Good to hear that there is good gardening practices going on, I too have been hard at it with my seed trays recently, also saw an interesting article in the Waitrose weekend magazine today which states they will switch to sustainable palm oil in all their own brand products by 2012, good to see that someone from the supermarket fraternity is listening, Unilever have also promised the same, but not until 2015.
 
 
On 8 Apr 2010 at 8:44pm Mr Change wrote:
Off Message, Sorry to have to inform you that McVities also use non-CSPO (Certified sustainable palm oil) in their biscuits!
 
 
On 9 Apr 2010 at 1:29pm Ed Can Do wrote:
It's a nice attempt by Waitrose to look like they care. There's no reason why they can't switch now though, there are already companies that import sustainable palm oil into the country and have loads of stock unsold.
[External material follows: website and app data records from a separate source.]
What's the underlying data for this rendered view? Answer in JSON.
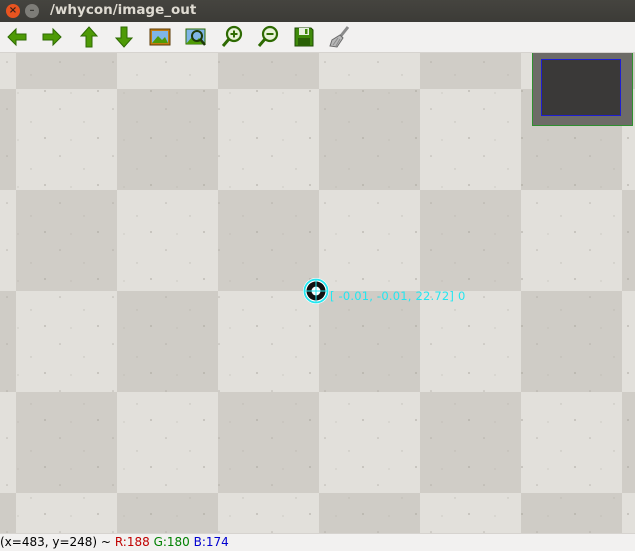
{
  "window": {
    "title": "/whycon/image_out"
  },
  "toolbar": {
    "buttons": [
      {
        "name": "pan-left-button",
        "icon": "arrow-left-icon"
      },
      {
        "name": "pan-right-button",
        "icon": "arrow-right-icon"
      },
      {
        "name": "pan-up-button",
        "icon": "arrow-up-icon"
      },
      {
        "name": "pan-down-button",
        "icon": "arrow-down-icon"
      },
      {
        "name": "zoom-reset-button",
        "icon": "picture-icon"
      },
      {
        "name": "zoom-fit-button",
        "icon": "zoom-image-icon"
      },
      {
        "name": "zoom-in-button",
        "icon": "zoom-in-icon"
      },
      {
        "name": "zoom-out-button",
        "icon": "zoom-out-icon"
      },
      {
        "name": "save-button",
        "icon": "floppy-disk-icon"
      },
      {
        "name": "properties-button",
        "icon": "brush-icon"
      }
    ]
  },
  "overlay": {
    "marker_label": "[ -0.01,  -0.01,  22.72] 0"
  },
  "status": {
    "coords": "(x=483, y=248) ~",
    "r": "R:188",
    "g": "G:180",
    "b": "B:174"
  },
  "colors": {
    "status_r": "#c00000",
    "status_g": "#008000",
    "status_b": "#0000d0",
    "overlay_label": "#23e6f0"
  }
}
Also the Orangutans might well all be dead by 2011 at current deforestation rates.

I'm sure we'd all like to grow our own food but given the UK population, we'd need to turn all the farmland over to private gardens to accomodate that.
 
 
On 9 Apr 2010 at 2:47pm Mr Change wrote:
I wholeheartedly agree Ed, and let's face it all the supermarket chains could do the same, however currently Waitrose is the only one to have committed to using CSPO in all of its own brand products by 2012, so I think if the criticism should be aimed anywhere it should be at the others. I would suggest you tell Waitrose who the companies are that have unsold stock of CSPO, I was of the understanding that part of the problem currently is that little of the palm oil in general could reliably be certified as sustainable, I would be pleased to find that this is not the case, who are these companies?
 
 
On 12 Apr 2010 at 5:07am expat wrote:
Last year Cadbury increased the amount of palm oil in their chocky made here in Dunedin. The public objected and stopped buying it. Cadbury apologised and changed the recipe back. It tasted nasty too!
 
 
On 12 Apr 2010 at 8:37am Mr Change wrote:
That's what I like to hear, people power at work, it will be interesting to see if they change back since Cadbury has been brought by Kraft!
 
 
On 13 Apr 2010 at 6:42am expat wrote:
I don't think they'd risk it, knowing that their sales dropped by such a huge amount with the palm oil recipe. Probably an advantage of having such a low populated country with the right spirit!


17 posts left

Your response


You must now log in (or register) to post
Click here to add a link »
Smile
Smile Wink Sad Confused Kiss Favourite Fishing Devil Cool

terms


 

Lewes Spires 80:132
Lewes Spires

The elected government is taking the correct attitude towards the BBC: by-pass it. By communicating directly through social media... more
QUOTE OF THE MOMENT
I may not agree with you, but I will defend to the death your right to make an ass of yourself.
Oscar Wilde